The BoE’s benign bank rate bump
Welcome to the rate-hike club! Brits are finally living through what yanks experienced nearly two years ago: the first local rate hike of this bull market. Don’t sweat it. Initial rate hikes don’t kill expansions.
I’m half-surprised Bank of England (BoE) chief Mark Carney’s tiny rate rise sparked many headlines. Yes, it is the first hike in a decade. But raising the bank rate to 0.5% puts it right where it was from March 2009 until last August. A pretty great 7.5-year stretch! UK stocks rose 150% in that span. The economy grew fine. Markets know Britain can handle rates at this level, because it already did.
Then, too, we have a long history of rate moves and subsequent stock returns. Excluding the present, we’ve had nine initial BoE rate hikes since 1970, when America ditched the gold standard and the modern central banking era began.
Over the following 12 months, world stocks averaged 12.8%, positive eight of nine times. Two-year forward returns improve to 14.8%, on average. UK stocks also fared fine, averaging 9.2% in the first 12 months and 14.7% over two years.
In both windows, UK stocks rose seven of nine times. Those declines came from global bear markets, little swayed by the first small moves in UK short rates.
Need more? The US Fed did its first rate hike of this cycle on December 15, 2015. The S&P 500 returned 13.2% over the next year, despite a deep correction that began seven months before the Fed acted and ended two months afterward. Total S&P 500 returns since then are 31.2%.
Rate hikes don’t predict anything, good or bad. Relative returns afterward are mixed. Sometimes the US outperforms after rate hikes, sometimes not. Same for Britain. Short rates are just one economic driver, not so influential on their own.
What matters more? The yield curve spread-the difference between short-term and long-term rates.

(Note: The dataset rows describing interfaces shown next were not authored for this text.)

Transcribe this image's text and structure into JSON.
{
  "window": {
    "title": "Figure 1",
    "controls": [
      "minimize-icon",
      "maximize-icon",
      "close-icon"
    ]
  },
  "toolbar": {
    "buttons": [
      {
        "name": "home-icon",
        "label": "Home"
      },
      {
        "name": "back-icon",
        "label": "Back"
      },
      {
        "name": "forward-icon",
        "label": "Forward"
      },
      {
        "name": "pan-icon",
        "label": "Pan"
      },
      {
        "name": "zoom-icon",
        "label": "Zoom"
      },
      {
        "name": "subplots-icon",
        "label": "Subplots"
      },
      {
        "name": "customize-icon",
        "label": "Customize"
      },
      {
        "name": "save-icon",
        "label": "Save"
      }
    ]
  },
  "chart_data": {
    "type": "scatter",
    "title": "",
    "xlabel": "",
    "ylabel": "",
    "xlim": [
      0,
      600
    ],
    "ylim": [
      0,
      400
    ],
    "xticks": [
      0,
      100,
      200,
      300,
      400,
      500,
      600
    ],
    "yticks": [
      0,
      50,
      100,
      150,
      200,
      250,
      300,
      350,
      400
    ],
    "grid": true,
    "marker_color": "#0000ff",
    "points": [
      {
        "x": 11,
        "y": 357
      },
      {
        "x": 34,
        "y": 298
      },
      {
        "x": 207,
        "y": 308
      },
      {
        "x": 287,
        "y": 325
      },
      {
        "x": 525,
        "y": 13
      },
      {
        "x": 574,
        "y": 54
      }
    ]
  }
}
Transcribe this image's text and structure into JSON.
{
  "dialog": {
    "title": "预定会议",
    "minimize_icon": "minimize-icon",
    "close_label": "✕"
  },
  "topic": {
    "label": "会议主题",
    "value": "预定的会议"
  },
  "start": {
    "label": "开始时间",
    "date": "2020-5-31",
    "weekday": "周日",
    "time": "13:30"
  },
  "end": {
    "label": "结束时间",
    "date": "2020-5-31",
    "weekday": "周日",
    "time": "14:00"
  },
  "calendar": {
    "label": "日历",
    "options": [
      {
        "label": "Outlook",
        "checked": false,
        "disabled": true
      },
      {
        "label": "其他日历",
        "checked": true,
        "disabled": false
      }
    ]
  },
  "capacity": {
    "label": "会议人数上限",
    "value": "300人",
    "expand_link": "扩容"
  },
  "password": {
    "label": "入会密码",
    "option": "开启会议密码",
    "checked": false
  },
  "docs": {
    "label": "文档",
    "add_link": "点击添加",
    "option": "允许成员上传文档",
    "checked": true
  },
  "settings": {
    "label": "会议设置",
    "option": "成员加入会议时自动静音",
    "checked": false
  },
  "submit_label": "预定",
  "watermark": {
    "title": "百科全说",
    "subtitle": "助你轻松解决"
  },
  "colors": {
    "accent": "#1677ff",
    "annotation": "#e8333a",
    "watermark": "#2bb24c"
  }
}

Banks borrow at short rates, lend at long rates and profit off the spread. So wider spreads usually mean more lending, smaller spreads less.

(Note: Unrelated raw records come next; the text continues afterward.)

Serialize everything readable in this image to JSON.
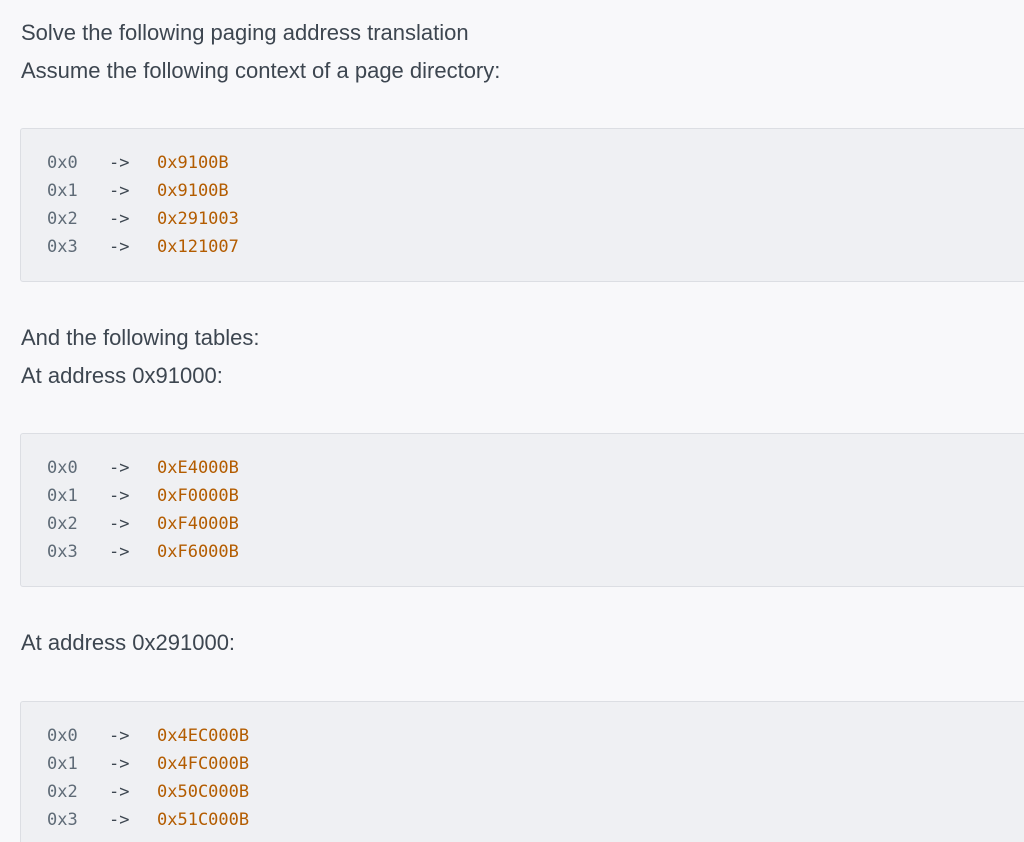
{
  "intro": {
    "line1": "Solve the following paging address translation",
    "line2": "Assume the following context of a page directory:"
  },
  "directory": {
    "rows": [
      {
        "index": "0x0",
        "arrow": "->",
        "value": "0x9100B"
      },
      {
        "index": "0x1",
        "arrow": "->",
        "value": "0x9100B"
      },
      {
        "index": "0x2",
        "arrow": "->",
        "value": "0x291003"
      },
      {
        "index": "0x3",
        "arrow": "->",
        "value": "0x121007"
      }
    ]
  },
  "tables_intro": "And the following tables:",
  "table1": {
    "heading": "At address 0x91000:",
    "rows": [
      {
        "index": "0x0",
        "arrow": "->",
        "value": "0xE4000B"
      },
      {
        "index": "0x1",
        "arrow": "->",
        "value": "0xF0000B"
      },
      {
        "index": "0x2",
        "arrow": "->",
        "value": "0xF4000B"
      },
      {
        "index": "0x3",
        "arrow": "->",
        "value": "0xF6000B"
      }
    ]
  },
  "table2": {
    "heading": "At address 0x291000:",
    "rows": [
      {
        "index": "0x0",
        "arrow": "->",
        "value": "0x4EC000B"
      },
      {
        "index": "0x1",
        "arrow": "->",
        "value": "0x4FC000B"
      },
      {
        "index": "0x2",
        "arrow": "->",
        "value": "0x50C000B"
      },
      {
        "index": "0x3",
        "arrow": "->",
        "value": "0x51C000B"
      }
    ]
  }
}
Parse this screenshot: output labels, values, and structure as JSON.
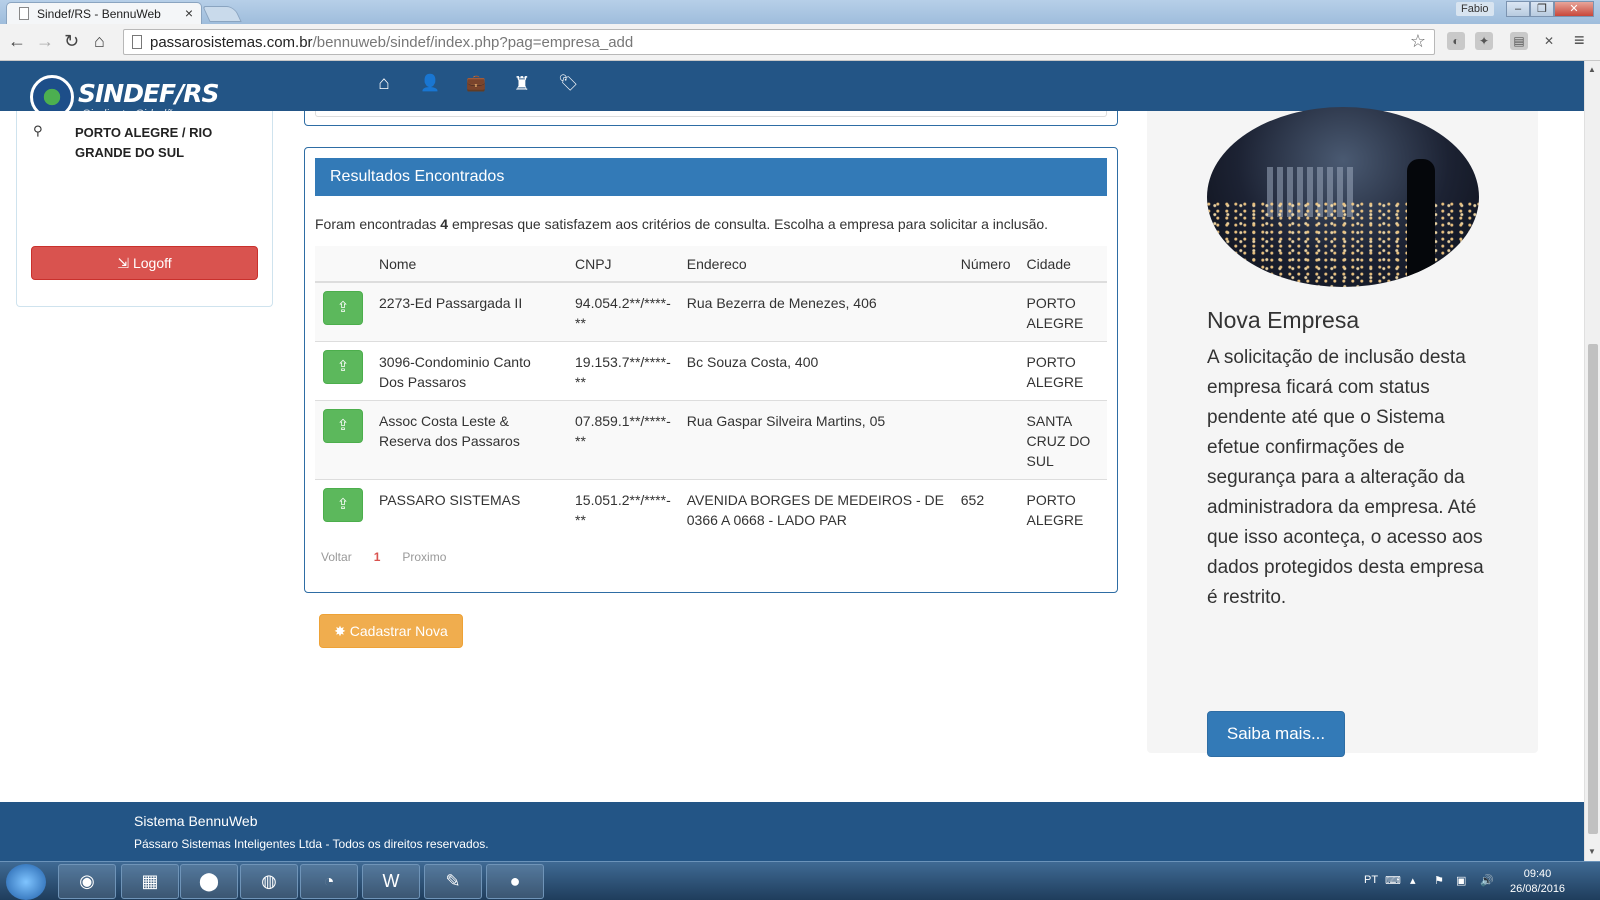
{
  "browser": {
    "tab_title": "Sindef/RS - BennuWeb",
    "tab_close": "×",
    "window_user": "Fabio",
    "url_host": "passarosistemas.com.br",
    "url_path": "/bennuweb/sindef/index.php?pag=empresa_add"
  },
  "navbar": {
    "logo_text": "SINDEF/RS",
    "logo_subtitle": "Sindicato Cidadão",
    "links": [
      {
        "icon": "home-icon",
        "glyph": "⌂"
      },
      {
        "icon": "user-icon",
        "glyph": "👤"
      },
      {
        "icon": "briefcase-icon",
        "glyph": "💼"
      },
      {
        "icon": "tower-icon",
        "glyph": "♜"
      },
      {
        "icon": "tags-icon",
        "glyph": "🏷"
      }
    ]
  },
  "sidebar": {
    "location": "PORTO ALEGRE / RIO GRANDE DO SUL",
    "logoff_label": "Logoff"
  },
  "results": {
    "heading": "Resultados Encontrados",
    "info_prefix": "Foram encontradas",
    "info_count": "4",
    "info_suffix": "empresas que satisfazem aos critérios de consulta. Escolha a empresa para solicitar a inclusão.",
    "columns": [
      "Nome",
      "CNPJ",
      "Endereco",
      "Número",
      "Cidade"
    ],
    "rows": [
      {
        "nome": "2273-Ed Passargada II",
        "cnpj": "94.054.2**/****-**",
        "endereco": "Rua Bezerra de Menezes, 406",
        "numero": "",
        "cidade": "PORTO ALEGRE"
      },
      {
        "nome": "3096-Condominio Canto Dos Passaros",
        "cnpj": "19.153.7**/****-**",
        "endereco": "Bc Souza Costa, 400",
        "numero": "",
        "cidade": "PORTO ALEGRE"
      },
      {
        "nome": "Assoc Costa Leste & Reserva dos Passaros",
        "cnpj": "07.859.1**/****-**",
        "endereco": "Rua Gaspar Silveira Martins, 05",
        "numero": "",
        "cidade": "SANTA CRUZ DO SUL"
      },
      {
        "nome": "PASSARO SISTEMAS",
        "cnpj": "15.051.2**/****-**",
        "endereco": "AVENIDA BORGES DE MEDEIROS - DE 0366 A 0668 - LADO PAR",
        "numero": "652",
        "cidade": "PORTO ALEGRE"
      }
    ],
    "pager": {
      "prev": "Voltar",
      "current": "1",
      "next": "Proximo"
    }
  },
  "cadastrar_label": "Cadastrar Nova",
  "well": {
    "title": "Nova Empresa",
    "text": "A solicitação de inclusão desta empresa ficará com status pendente até que o Sistema efetue confirmações de segurança para a alteração da administradora da empresa. Até que isso aconteça, o acesso aos dados protegidos desta empresa é restrito.",
    "button": "Saiba mais..."
  },
  "footer": {
    "line1": "Sistema BennuWeb",
    "line2": "Pássaro Sistemas Inteligentes Ltda - Todos os direitos reservados."
  },
  "taskbar": {
    "lang": "PT",
    "time": "09:40",
    "date": "26/08/2016"
  },
  "colors": {
    "navbar": "#235586",
    "primary": "#337ab7",
    "success": "#5cb85c",
    "danger": "#d9534f",
    "warning": "#f0ad4e"
  }
}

The BoE’s rate hike shrank the spread some, but we’ve seen smaller during this bull market. For most of 2016 and 2017, the yield spread was smaller than it is now.
Yet loan growth and broad money supply surged. My theory? While the spread was slimmer, the madness of quantitative easing was gone. Banks had one less variable-BoE intervention with long rates-to worry over. Free of this uncertainty, they lent more. It shouldn’t be different now.

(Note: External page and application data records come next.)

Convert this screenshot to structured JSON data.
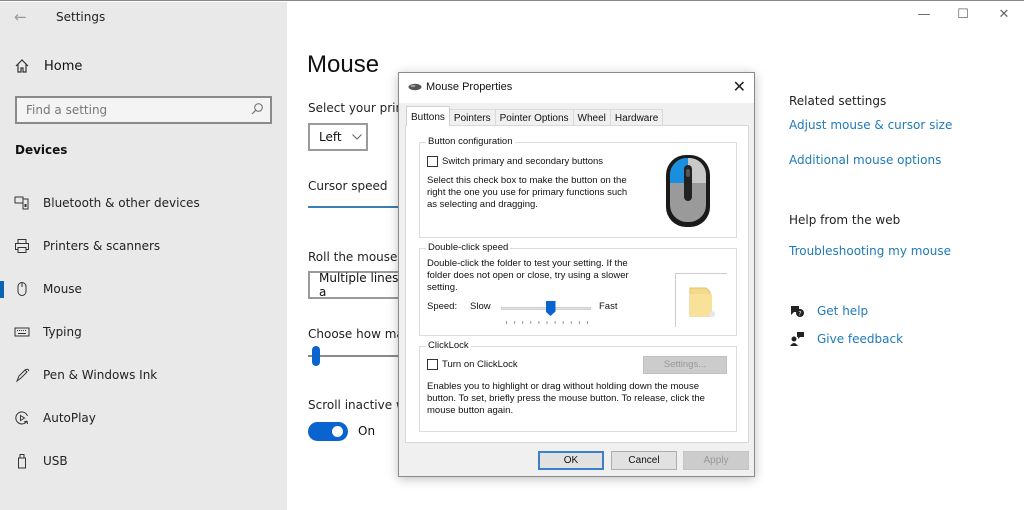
{
  "window": {
    "title": "Settings",
    "controls": {
      "minimize": "—",
      "maximize": "☐",
      "close": "✕"
    }
  },
  "sidebar": {
    "home_label": "Home",
    "search_placeholder": "Find a setting",
    "section_title": "Devices",
    "items": [
      {
        "label": "Bluetooth & other devices",
        "icon": "bluetooth-devices-icon",
        "active": false
      },
      {
        "label": "Printers & scanners",
        "icon": "printer-icon",
        "active": false
      },
      {
        "label": "Mouse",
        "icon": "mouse-icon",
        "active": true
      },
      {
        "label": "Typing",
        "icon": "keyboard-icon",
        "active": false
      },
      {
        "label": "Pen & Windows Ink",
        "icon": "pen-icon",
        "active": false
      },
      {
        "label": "AutoPlay",
        "icon": "autoplay-icon",
        "active": false
      },
      {
        "label": "USB",
        "icon": "usb-icon",
        "active": false
      }
    ]
  },
  "main": {
    "title": "Mouse",
    "primary_button_label": "Select your prim",
    "primary_button_value": "Left",
    "cursor_speed_label": "Cursor speed",
    "roll_label": "Roll the mouse w",
    "roll_value": "Multiple lines a",
    "lines_label": "Choose how ma",
    "scroll_inactive_label": "Scroll inactive wi",
    "scroll_inactive_state": "On"
  },
  "related": {
    "heading": "Related settings",
    "links": [
      "Adjust mouse & cursor size",
      "Additional mouse options"
    ],
    "web_heading": "Help from the web",
    "web_links": [
      "Troubleshooting my mouse"
    ],
    "get_help": "Get help",
    "give_feedback": "Give feedback",
    "link_color": "#1f7ab8"
  },
  "dialog": {
    "title": "Mouse Properties",
    "close": "✕",
    "tabs": [
      "Buttons",
      "Pointers",
      "Pointer Options",
      "Wheel",
      "Hardware"
    ],
    "active_tab": "Buttons",
    "button_config": {
      "title": "Button configuration",
      "checkbox_label": "Switch primary and secondary buttons",
      "checked": false,
      "description_lines": [
        "Select this check box to make the button on the",
        "right the one you use for primary functions such",
        "as selecting and dragging."
      ]
    },
    "double_click": {
      "title": "Double-click speed",
      "description_lines": [
        "Double-click the folder to test your setting. If the",
        "folder does not open or close, try using a slower",
        "setting."
      ],
      "speed_label": "Speed:",
      "slow_label": "Slow",
      "fast_label": "Fast",
      "slider_value": 0.55,
      "tick_count": 11
    },
    "clicklock": {
      "title": "ClickLock",
      "checkbox_label": "Turn on ClickLock",
      "checked": false,
      "settings_button": "Settings...",
      "description_lines": [
        "Enables you to highlight or drag without holding down the mouse",
        "button. To set, briefly press the mouse button. To release, click the",
        "mouse button again."
      ]
    },
    "buttons": {
      "ok": "OK",
      "cancel": "Cancel",
      "apply": "Apply"
    }
  }
}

To me, the primary takeaway is policymakers’ universal confusion about inflation. For years, Carney, Janet Yellen, Mario Draghi and all the rest have complained about inflation being “too low”. They saw improving labor markets and couldn’t fathom why wages and prices weren’t rising.
They forgot the sage wisdom of my all-time favorite economist, Milton Friedman: Inflation is always and everywhere a monetary phenomenon. Why did UK inflation pick up when US and eurozone prices didn’t?
Simple: UK lending and M4 grew much faster than US and eurozone! As Friedman taught, in the long run, broad money growth equals the real economic growth rate plus inflation. If you don’t have inflation, it’s because there isn’t enough growth in the quantity of money. The UK finally had rip-roaring M4 growth last year, hence, inflation. When will central bankers learn?
Maybe never, but that’s an academic question, not a market driver. What matters now: rate hikes in Britain and America don’t endanger the bull market. Keep owning stocks like these:
Europe and Asia are collectively leading US stocks for the first time in years. Leaderships don’t flip fast, so expect the trend to last. One way to take advantage: buy big international healthcare, like Australia’s largest healthcare firm, CSL Limited.
CSL is the global leader in immunoglobulin, a fast-growing market as Western populations age and diagnosis of immuno-compromised patients improves. Its rare disease drugs business is growing hand-over-fist, adding a second engine to the business.
Or, try Japan’s largest healthcare firm, Takeda Pharmaceutica (TKPYY)l. Takeda derives the largest part of its earnings from Japan, a rapidly aging society, with a strong product presence in cancer, inflammation, gastrointestinal, and mental health.
Both firms are pricier than peers at 29 times my 2018 earnings estimate, but buy anyway – industry leaders with big growth prospects get bigtime investor love as bull markets mature.
This article is for information and discussion purposes only and does not form a recommendation to invest or otherwise. The value of an investment may fall. The investments referred to in this article may not be suitable for all investors, and if in doubt, an investor should seek advice from a qualified investment adviser.
Ken Fisher has been regularly featured in the financial media for over 30 years and was the pioneer of the Price-to-Sales ratio as a tool for investment analysis. Since 1979, Fisher Investments and its subsidiaries have provided customised guidance to institutional and individual investors. For more information on Ken Fisher and Fisher Investments UK please visit www.fisherinvestments.com/en-gb.